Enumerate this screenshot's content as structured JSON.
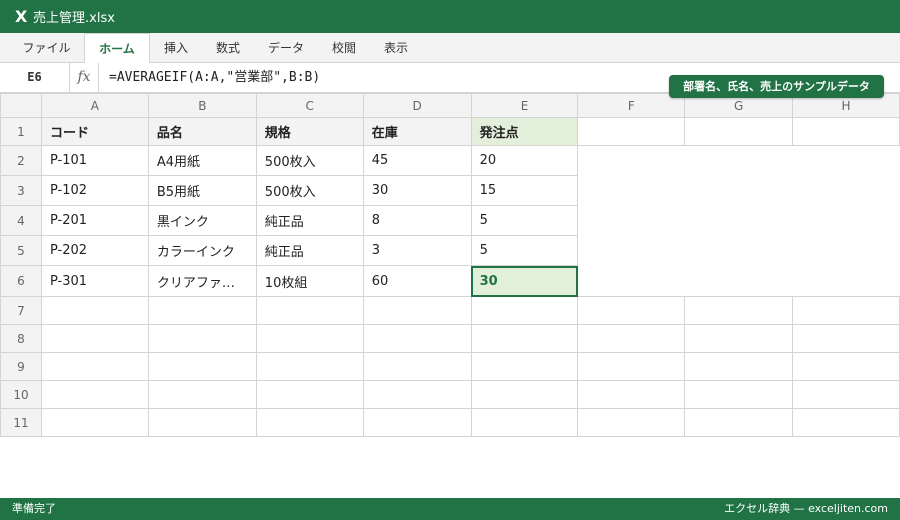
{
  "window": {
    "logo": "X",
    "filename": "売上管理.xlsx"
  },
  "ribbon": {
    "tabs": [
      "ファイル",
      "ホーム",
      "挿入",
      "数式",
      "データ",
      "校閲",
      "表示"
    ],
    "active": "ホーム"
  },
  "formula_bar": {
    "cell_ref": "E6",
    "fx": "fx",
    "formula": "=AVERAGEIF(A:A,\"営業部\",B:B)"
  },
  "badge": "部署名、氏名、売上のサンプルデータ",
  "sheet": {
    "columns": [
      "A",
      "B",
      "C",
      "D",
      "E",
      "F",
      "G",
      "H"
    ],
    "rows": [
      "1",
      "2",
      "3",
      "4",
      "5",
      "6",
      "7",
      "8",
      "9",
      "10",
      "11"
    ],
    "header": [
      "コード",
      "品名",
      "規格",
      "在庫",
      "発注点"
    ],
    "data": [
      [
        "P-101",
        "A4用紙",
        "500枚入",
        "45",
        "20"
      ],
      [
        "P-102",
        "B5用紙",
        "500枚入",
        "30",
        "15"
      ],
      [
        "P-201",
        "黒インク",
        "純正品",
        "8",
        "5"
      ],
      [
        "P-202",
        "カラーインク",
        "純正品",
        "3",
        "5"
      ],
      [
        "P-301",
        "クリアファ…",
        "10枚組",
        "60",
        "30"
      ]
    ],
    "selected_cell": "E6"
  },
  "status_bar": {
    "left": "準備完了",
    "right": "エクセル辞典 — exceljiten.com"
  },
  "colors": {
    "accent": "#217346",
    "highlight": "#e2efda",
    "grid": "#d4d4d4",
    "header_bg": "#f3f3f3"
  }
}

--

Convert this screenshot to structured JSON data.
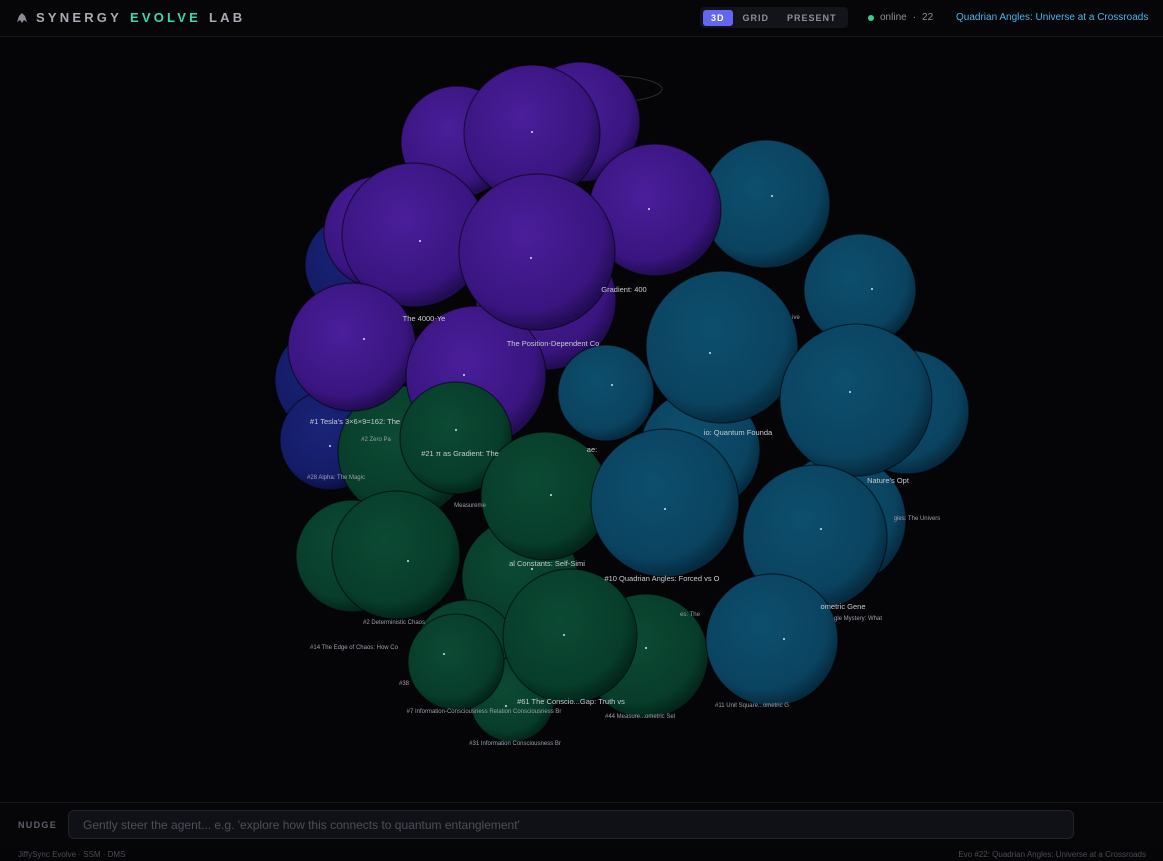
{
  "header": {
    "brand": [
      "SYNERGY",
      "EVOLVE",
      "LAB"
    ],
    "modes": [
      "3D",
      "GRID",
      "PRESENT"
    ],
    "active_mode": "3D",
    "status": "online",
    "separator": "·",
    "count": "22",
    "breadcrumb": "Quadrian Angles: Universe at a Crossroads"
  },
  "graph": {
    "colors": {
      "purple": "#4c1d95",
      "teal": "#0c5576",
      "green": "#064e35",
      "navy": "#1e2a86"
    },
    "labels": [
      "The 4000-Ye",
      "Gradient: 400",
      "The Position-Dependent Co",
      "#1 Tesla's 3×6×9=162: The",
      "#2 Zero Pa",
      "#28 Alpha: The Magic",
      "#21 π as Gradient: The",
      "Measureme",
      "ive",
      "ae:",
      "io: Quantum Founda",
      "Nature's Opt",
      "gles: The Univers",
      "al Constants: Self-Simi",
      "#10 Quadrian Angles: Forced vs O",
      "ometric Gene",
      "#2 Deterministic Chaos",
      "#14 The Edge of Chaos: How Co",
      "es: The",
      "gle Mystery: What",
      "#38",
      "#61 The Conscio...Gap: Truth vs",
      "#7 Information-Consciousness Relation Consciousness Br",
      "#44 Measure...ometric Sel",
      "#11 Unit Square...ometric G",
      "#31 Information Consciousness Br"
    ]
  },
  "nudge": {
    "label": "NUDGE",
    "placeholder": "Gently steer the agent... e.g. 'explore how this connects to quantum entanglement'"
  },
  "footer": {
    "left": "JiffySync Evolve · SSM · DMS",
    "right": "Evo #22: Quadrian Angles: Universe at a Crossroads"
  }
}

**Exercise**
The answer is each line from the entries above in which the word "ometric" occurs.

**Task output**
      "ometric Gene",
      "#44 Measure...ometric Sel",
      "#11 Unit Square...ometric G",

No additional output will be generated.